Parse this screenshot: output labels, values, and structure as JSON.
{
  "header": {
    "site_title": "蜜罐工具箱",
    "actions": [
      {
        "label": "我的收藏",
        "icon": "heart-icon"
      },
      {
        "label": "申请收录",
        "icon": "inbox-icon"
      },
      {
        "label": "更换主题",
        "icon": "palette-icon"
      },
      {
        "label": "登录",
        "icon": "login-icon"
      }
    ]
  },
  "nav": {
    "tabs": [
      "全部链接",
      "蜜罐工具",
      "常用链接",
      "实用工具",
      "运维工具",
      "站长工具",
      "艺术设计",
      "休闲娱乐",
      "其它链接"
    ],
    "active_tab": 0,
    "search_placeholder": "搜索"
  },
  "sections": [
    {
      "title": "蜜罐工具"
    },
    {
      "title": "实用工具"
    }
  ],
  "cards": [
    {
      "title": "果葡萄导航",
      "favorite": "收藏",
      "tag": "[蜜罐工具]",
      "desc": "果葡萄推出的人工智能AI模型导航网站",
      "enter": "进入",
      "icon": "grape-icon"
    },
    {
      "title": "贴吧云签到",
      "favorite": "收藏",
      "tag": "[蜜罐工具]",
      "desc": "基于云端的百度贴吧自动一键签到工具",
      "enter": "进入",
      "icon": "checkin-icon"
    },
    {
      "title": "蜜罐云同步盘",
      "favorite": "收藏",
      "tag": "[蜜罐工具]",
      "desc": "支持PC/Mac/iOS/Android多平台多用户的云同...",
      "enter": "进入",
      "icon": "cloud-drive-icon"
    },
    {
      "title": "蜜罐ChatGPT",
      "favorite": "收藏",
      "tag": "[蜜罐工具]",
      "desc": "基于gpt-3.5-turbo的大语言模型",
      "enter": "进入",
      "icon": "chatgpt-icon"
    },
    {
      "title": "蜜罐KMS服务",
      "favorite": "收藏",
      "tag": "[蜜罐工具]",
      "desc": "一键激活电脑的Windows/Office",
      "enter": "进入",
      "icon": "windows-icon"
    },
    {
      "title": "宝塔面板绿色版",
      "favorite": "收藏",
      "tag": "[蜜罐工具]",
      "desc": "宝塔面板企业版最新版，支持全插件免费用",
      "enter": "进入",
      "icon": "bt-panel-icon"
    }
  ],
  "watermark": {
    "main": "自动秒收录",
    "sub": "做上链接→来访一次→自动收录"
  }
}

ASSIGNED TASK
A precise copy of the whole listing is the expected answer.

RESULT
Parse this screenshot: output labels, values, and structure as JSON.
{
  "header": {
    "site_title": "蜜罐工具箱",
    "actions": [
      {
        "label": "我的收藏",
        "icon": "heart-icon"
      },
      {
        "label": "申请收录",
        "icon": "inbox-icon"
      },
      {
        "label": "更换主题",
        "icon": "palette-icon"
      },
      {
        "label": "登录",
        "icon": "login-icon"
      }
    ]
  },
  "nav": {
    "tabs": [
      "全部链接",
      "蜜罐工具",
      "常用链接",
      "实用工具",
      "运维工具",
      "站长工具",
      "艺术设计",
      "休闲娱乐",
      "其它链接"
    ],
    "active_tab": 0,
    "search_placeholder": "搜索"
  },
  "sections": [
    {
      "title": "蜜罐工具"
    },
    {
      "title": "实用工具"
    }
  ],
  "cards": [
    {
      "title": "果葡萄导航",
      "favorite": "收藏",
      "tag": "[蜜罐工具]",
      "desc": "果葡萄推出的人工智能AI模型导航网站",
      "enter": "进入",
      "icon": "grape-icon"
    },
    {
      "title": "贴吧云签到",
      "favorite": "收藏",
      "tag": "[蜜罐工具]",
      "desc": "基于云端的百度贴吧自动一键签到工具",
      "enter": "进入",
      "icon": "checkin-icon"
    },
    {
      "title": "蜜罐云同步盘",
      "favorite": "收藏",
      "tag": "[蜜罐工具]",
      "desc": "支持PC/Mac/iOS/Android多平台多用户的云同...",
      "enter": "进入",
      "icon": "cloud-drive-icon"
    },
    {
      "title": "蜜罐ChatGPT",
      "favorite": "收藏",
      "tag": "[蜜罐工具]",
      "desc": "基于gpt-3.5-turbo的大语言模型",
      "enter": "进入",
      "icon": "chatgpt-icon"
    },
    {
      "title": "蜜罐KMS服务",
      "favorite": "收藏",
      "tag": "[蜜罐工具]",
      "desc": "一键激活电脑的Windows/Office",
      "enter": "进入",
      "icon": "windows-icon"
    },
    {
      "title": "宝塔面板绿色版",
      "favorite": "收藏",
      "tag": "[蜜罐工具]",
      "desc": "宝塔面板企业版最新版，支持全插件免费用",
      "enter": "进入",
      "icon": "bt-panel-icon"
    }
  ],
  "watermark": {
    "main": "自动秒收录",
    "sub": "做上链接→来访一次→自动收录"
  }
}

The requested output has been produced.